Problem to work on.
This exercise requires every record to be repeated exactly.

Exercise material START

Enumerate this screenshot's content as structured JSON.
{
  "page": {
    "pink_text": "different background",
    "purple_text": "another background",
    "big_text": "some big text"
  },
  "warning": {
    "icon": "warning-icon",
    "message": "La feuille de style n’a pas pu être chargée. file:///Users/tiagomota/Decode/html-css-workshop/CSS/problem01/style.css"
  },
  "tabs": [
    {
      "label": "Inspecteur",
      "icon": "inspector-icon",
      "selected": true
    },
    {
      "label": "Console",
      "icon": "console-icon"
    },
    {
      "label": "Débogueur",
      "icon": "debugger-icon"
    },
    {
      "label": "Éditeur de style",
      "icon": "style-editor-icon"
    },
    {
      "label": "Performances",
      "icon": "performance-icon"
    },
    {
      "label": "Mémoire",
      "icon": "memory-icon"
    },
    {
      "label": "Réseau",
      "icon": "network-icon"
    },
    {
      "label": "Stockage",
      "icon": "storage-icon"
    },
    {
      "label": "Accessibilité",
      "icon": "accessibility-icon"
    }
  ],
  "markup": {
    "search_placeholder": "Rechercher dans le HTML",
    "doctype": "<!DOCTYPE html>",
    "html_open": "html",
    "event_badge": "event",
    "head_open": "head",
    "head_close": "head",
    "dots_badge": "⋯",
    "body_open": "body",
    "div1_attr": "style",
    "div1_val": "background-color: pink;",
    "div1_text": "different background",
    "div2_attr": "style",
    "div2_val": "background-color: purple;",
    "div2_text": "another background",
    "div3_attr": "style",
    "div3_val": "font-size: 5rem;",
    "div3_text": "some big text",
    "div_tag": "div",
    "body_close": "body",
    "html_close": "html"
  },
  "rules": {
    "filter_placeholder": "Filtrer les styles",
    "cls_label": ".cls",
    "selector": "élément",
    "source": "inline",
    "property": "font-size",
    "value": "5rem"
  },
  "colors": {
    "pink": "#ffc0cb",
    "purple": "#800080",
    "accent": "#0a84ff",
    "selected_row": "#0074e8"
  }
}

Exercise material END

Problem solution.
Enumerate this screenshot's content as structured JSON.
{
  "page": {
    "pink_text": "different background",
    "purple_text": "another background",
    "big_text": "some big text"
  },
  "warning": {
    "icon": "warning-icon",
    "message": "La feuille de style n’a pas pu être chargée. file:///Users/tiagomota/Decode/html-css-workshop/CSS/problem01/style.css"
  },
  "tabs": [
    {
      "label": "Inspecteur",
      "icon": "inspector-icon",
      "selected": true
    },
    {
      "label": "Console",
      "icon": "console-icon"
    },
    {
      "label": "Débogueur",
      "icon": "debugger-icon"
    },
    {
      "label": "Éditeur de style",
      "icon": "style-editor-icon"
    },
    {
      "label": "Performances",
      "icon": "performance-icon"
    },
    {
      "label": "Mémoire",
      "icon": "memory-icon"
    },
    {
      "label": "Réseau",
      "icon": "network-icon"
    },
    {
      "label": "Stockage",
      "icon": "storage-icon"
    },
    {
      "label": "Accessibilité",
      "icon": "accessibility-icon"
    }
  ],
  "markup": {
    "search_placeholder": "Rechercher dans le HTML",
    "doctype": "<!DOCTYPE html>",
    "html_open": "html",
    "event_badge": "event",
    "head_open": "head",
    "head_close": "head",
    "dots_badge": "⋯",
    "body_open": "body",
    "div1_attr": "style",
    "div1_val": "background-color: pink;",
    "div1_text": "different background",
    "div2_attr": "style",
    "div2_val": "background-color: purple;",
    "div2_text": "another background",
    "div3_attr": "style",
    "div3_val": "font-size: 5rem;",
    "div3_text": "some big text",
    "div_tag": "div",
    "body_close": "body",
    "html_close": "html"
  },
  "rules": {
    "filter_placeholder": "Filtrer les styles",
    "cls_label": ".cls",
    "selector": "élément",
    "source": "inline",
    "property": "font-size",
    "value": "5rem"
  },
  "colors": {
    "pink": "#ffc0cb",
    "purple": "#800080",
    "accent": "#0a84ff",
    "selected_row": "#0074e8"
  }
}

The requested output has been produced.